Items from a dataset:
........

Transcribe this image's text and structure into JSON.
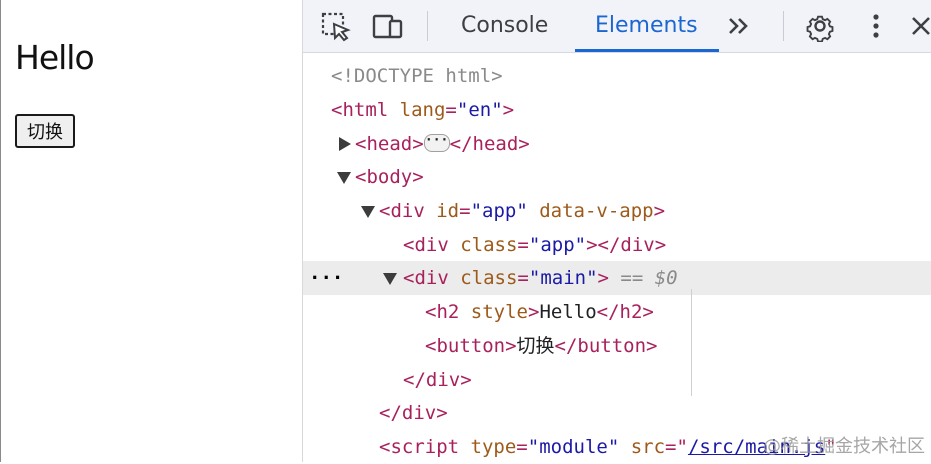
{
  "preview": {
    "heading": "Hello",
    "button_label": "切换"
  },
  "devtools": {
    "tabs": [
      {
        "label": "Console",
        "active": false
      },
      {
        "label": "Elements",
        "active": true
      }
    ],
    "more_tabs": "»",
    "icons": [
      "inspect-element-icon",
      "device-toolbar-icon",
      "more-tabs-icon",
      "settings-gear-icon",
      "kebab-menu-icon",
      "close-icon"
    ],
    "colors": {
      "accent": "#1a67d2",
      "tag": "#a8215c",
      "attr": "#9d5a1b",
      "value": "#1a1aa6"
    },
    "dom": {
      "doctype": "<!DOCTYPE html>",
      "html_open": "<html",
      "html_attr": "lang",
      "html_attr_val": "\"en\"",
      "head_open": "<head>",
      "head_close": "</head>",
      "body_open": "<body>",
      "div_app_tag": "<div",
      "div_app_id": "id",
      "div_app_id_val": "\"app\"",
      "div_app_extra": "data-v-app",
      "div_inner_tag": "<div",
      "div_inner_attr": "class",
      "div_inner_val": "\"app\"",
      "div_inner_close": "></div>",
      "div_main_tag": "<div",
      "div_main_attr": "class",
      "div_main_val": "\"main\"",
      "div_main_end": ">",
      "selected_marker": "== $0",
      "h2_tag": "<h2",
      "h2_attr": "style",
      "h2_text": "Hello",
      "h2_close": "</h2>",
      "button_open": "<button>",
      "button_text": "切换",
      "button_close": "</button>",
      "div_close_1": "</div>",
      "div_close_2": "</div>",
      "script_tag": "<script",
      "script_type": "type",
      "script_type_val": "\"module\"",
      "script_src": "src",
      "script_src_val": "/src/main.js"
    }
  },
  "watermark": "@稀土掘金技术社区"
}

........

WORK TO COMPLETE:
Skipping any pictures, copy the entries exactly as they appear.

SOLUTION TO THE EXERCISE:
Transcribe this image's text and structure into JSON.
{
  "preview": {
    "heading": "Hello",
    "button_label": "切换"
  },
  "devtools": {
    "tabs": [
      {
        "label": "Console",
        "active": false
      },
      {
        "label": "Elements",
        "active": true
      }
    ],
    "more_tabs": "»",
    "icons": [
      "inspect-element-icon",
      "device-toolbar-icon",
      "more-tabs-icon",
      "settings-gear-icon",
      "kebab-menu-icon",
      "close-icon"
    ],
    "colors": {
      "accent": "#1a67d2",
      "tag": "#a8215c",
      "attr": "#9d5a1b",
      "value": "#1a1aa6"
    },
    "dom": {
      "doctype": "<!DOCTYPE html>",
      "html_open": "<html",
      "html_attr": "lang",
      "html_attr_val": "\"en\"",
      "head_open": "<head>",
      "head_close": "</head>",
      "body_open": "<body>",
      "div_app_tag": "<div",
      "div_app_id": "id",
      "div_app_id_val": "\"app\"",
      "div_app_extra": "data-v-app",
      "div_inner_tag": "<div",
      "div_inner_attr": "class",
      "div_inner_val": "\"app\"",
      "div_inner_close": "></div>",
      "div_main_tag": "<div",
      "div_main_attr": "class",
      "div_main_val": "\"main\"",
      "div_main_end": ">",
      "selected_marker": "== $0",
      "h2_tag": "<h2",
      "h2_attr": "style",
      "h2_text": "Hello",
      "h2_close": "</h2>",
      "button_open": "<button>",
      "button_text": "切换",
      "button_close": "</button>",
      "div_close_1": "</div>",
      "div_close_2": "</div>",
      "script_tag": "<script",
      "script_type": "type",
      "script_type_val": "\"module\"",
      "script_src": "src",
      "script_src_val": "/src/main.js"
    }
  },
  "watermark": "@稀土掘金技术社区"
}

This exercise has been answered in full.